WORK ORDER:
Report all lines in the records that hold the string "illustration".

BEGIN DATA

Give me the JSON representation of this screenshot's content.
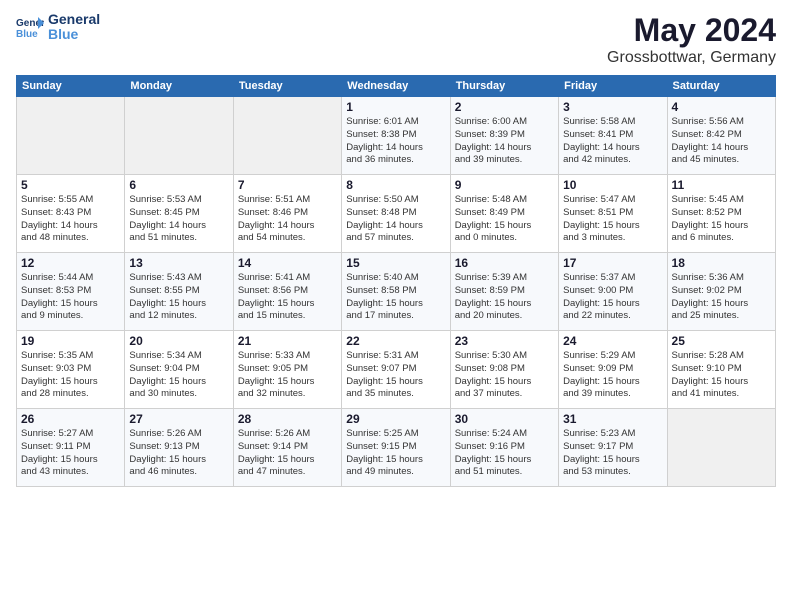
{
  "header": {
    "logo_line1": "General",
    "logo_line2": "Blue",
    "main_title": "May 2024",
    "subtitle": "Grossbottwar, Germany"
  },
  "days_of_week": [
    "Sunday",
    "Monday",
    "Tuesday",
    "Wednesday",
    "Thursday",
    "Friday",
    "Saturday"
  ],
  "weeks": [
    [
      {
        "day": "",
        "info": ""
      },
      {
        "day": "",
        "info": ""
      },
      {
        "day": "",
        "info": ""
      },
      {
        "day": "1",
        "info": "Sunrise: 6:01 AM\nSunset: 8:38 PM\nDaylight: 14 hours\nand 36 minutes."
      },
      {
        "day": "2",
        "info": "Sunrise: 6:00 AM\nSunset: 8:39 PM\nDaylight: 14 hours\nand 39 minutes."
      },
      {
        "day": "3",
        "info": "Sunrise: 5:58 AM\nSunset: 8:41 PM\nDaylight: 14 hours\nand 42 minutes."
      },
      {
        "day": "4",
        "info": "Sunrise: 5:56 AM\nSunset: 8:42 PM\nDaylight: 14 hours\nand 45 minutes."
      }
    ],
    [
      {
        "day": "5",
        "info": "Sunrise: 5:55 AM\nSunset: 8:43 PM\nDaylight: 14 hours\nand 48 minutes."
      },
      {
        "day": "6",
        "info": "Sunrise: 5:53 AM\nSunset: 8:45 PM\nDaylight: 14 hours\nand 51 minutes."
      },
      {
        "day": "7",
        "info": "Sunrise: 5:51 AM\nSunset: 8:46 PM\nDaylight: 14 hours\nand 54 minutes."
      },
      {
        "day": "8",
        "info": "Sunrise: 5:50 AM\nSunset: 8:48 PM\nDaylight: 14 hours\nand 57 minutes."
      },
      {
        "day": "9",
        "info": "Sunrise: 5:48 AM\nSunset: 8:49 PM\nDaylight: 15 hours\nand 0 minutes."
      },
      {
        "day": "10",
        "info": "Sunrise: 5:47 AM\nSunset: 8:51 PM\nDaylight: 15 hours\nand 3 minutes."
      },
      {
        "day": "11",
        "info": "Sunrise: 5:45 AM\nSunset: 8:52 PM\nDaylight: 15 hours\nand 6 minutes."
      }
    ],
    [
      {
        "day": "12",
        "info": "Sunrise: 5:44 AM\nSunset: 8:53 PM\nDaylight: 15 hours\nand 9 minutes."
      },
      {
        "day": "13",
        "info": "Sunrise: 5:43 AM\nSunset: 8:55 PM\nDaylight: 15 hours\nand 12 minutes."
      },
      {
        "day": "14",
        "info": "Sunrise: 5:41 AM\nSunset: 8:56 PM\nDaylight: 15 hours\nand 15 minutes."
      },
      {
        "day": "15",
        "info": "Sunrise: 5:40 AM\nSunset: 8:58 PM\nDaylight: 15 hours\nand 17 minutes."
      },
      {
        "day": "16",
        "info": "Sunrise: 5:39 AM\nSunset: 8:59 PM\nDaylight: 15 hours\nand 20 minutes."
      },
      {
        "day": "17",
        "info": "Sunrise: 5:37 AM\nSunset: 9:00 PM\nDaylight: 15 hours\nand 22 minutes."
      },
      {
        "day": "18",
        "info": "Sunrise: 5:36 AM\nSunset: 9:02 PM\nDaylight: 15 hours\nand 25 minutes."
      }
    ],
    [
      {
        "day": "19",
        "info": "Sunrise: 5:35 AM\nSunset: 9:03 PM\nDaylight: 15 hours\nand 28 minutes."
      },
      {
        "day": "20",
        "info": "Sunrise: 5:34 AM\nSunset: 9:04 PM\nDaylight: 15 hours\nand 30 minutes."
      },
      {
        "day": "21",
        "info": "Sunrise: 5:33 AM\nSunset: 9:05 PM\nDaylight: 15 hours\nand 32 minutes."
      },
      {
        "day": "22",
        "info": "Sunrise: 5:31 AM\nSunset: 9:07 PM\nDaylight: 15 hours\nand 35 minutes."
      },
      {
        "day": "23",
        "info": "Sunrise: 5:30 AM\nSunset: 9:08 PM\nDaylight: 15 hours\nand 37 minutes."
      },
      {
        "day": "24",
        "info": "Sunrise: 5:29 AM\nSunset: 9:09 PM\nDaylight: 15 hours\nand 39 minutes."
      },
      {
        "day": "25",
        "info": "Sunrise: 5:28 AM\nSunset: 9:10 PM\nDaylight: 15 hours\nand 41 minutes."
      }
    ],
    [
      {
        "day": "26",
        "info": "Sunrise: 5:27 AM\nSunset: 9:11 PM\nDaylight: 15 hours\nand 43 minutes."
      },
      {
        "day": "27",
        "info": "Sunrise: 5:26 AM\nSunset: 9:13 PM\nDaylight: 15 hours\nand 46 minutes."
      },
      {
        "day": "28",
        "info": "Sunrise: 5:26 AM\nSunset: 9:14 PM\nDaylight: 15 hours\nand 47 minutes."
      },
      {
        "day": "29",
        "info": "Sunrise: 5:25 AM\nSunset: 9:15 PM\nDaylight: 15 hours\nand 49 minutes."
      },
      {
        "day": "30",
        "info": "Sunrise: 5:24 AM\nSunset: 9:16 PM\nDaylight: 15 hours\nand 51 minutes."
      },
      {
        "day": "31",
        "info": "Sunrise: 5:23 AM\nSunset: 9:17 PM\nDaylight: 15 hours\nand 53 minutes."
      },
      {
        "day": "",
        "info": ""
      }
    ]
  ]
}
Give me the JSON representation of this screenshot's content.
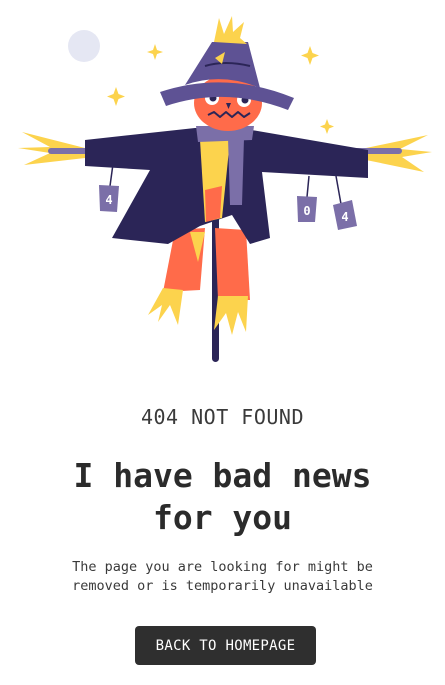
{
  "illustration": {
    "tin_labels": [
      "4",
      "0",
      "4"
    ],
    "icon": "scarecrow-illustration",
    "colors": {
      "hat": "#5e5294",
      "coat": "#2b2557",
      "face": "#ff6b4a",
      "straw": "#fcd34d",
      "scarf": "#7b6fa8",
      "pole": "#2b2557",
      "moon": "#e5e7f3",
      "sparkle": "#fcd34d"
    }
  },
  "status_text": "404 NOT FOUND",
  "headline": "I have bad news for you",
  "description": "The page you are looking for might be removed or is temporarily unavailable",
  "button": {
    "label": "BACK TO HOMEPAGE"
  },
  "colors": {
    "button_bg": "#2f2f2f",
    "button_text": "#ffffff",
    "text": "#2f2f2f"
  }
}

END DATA

SOLUTION TO THIS TASK:
  "illustration": {
    "icon": "scarecrow-illustration",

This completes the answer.